Born in 1936 and hailing from Soloba, a small town in southwestern Mali, Malick Sidibé’s flair for drawing was recognised by the French colonial administration during his youth. As a result, at sixteen, he joined the École des artisans Soudanais in Bamako, Mali’s capital. There, Sidibé had his first portrait taken by Malian photographer Baru Koné, who taught him about composition and light. Sidibé graduated with a degree in jewellery-making in 1955 and was employed by Frenchman Gérard Guillat-Guignard to paint the interior of his studio and photo supply store, Photo Service, where he later served as photography assistant.
Watching Guillat-Guignard in the darkroom, Sidibé taught himself to develop and print negatives. In 1956, he took on the responsibility of all of Photo Service’s party photography, shooting events for a breadth of West African clientele. Shortly thereafter, Sidibé received reportage commissions directly, and by 1957 had become a professional photographer in his own right. That same year, he started repairing cameras, a trade for which he became well known throughout Mali and its neighbouring countries.
In 1962, Sidibé launched Studio Malick in the district of Bagadadji, which thrived during its heyday in the 1960s and 70s. His commissions included studio portraits, photos of weddings, baptisms, surprise parties, and picnics, as well as pictures of railroad, highway, and architectural construction. He captured candid images in the streets, nightclubs, and sporting events, as well as shooting in people’s workplaces and homes alongside his formal portrait studio. Sidibé’s work captures a transitory moment as Mali gained its independence and transformed from a French colony imbued with old traditions to a modernised and independent nation.
In a 2010 interview with John Henley in The Guardian, Sidibé explained, “To be a good photographer you need to have a talent to observe, and to know what you want. You have to choose the shapes and the movements that please you, that look beautiful. Equally, you need to be friendly, sympathique. It’s very important to be able to put people at their ease. It’s a world, someone’s face. When I capture it, I see the future of the world. I believe with my heart and soul in the power of the image, but you also have to be sociable. I’m lucky. It’s in my nature.”
From 1998 to 2009, Sidibé regularly photographed for titles such as Vogue, Elle, Cosmopolitan, and the New York Times Magazine. His jubilant and spirited style of documentation, which blends urban symbolism with bold patterns and theatrical compositions, has also inspired numerous fashion designers, photographers and filmmakers around the world, as evident in Gucci’s “Soul Spirit” campaign of 2017, among other homages. In the twenty-first century, Sidibé continued to experiment with photography projects and developed inventive ideas for exhibitions, until his passing in 2016.

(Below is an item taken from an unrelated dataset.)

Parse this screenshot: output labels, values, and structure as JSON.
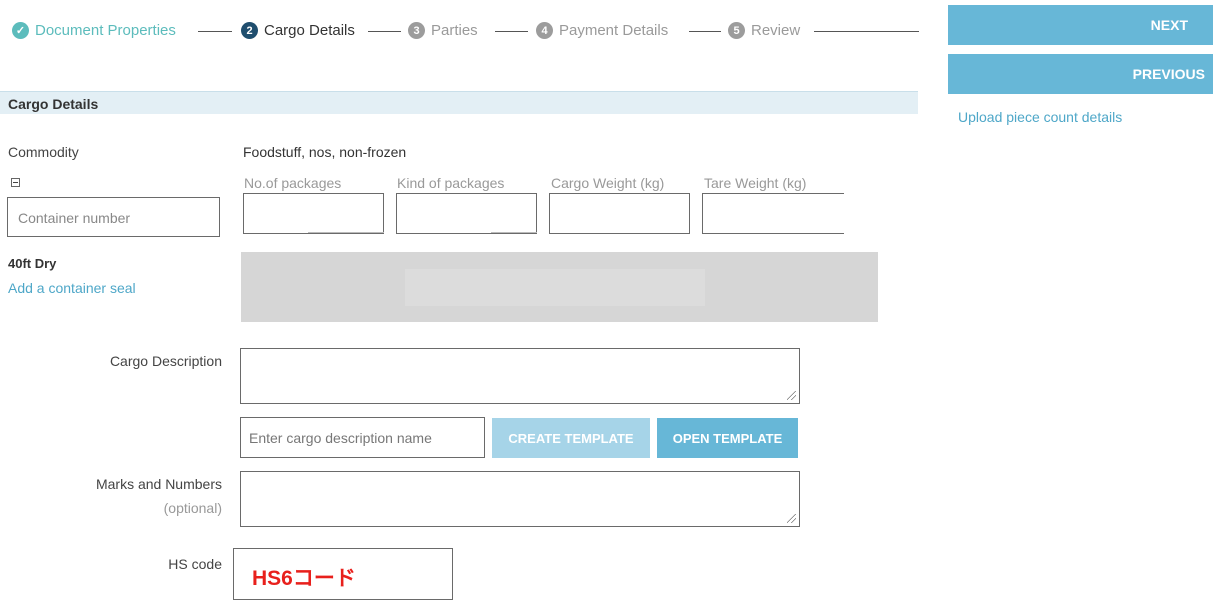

Feature image: Malick Sidibé, Un Jeune Gentleman, 1978 | Images via Pinterest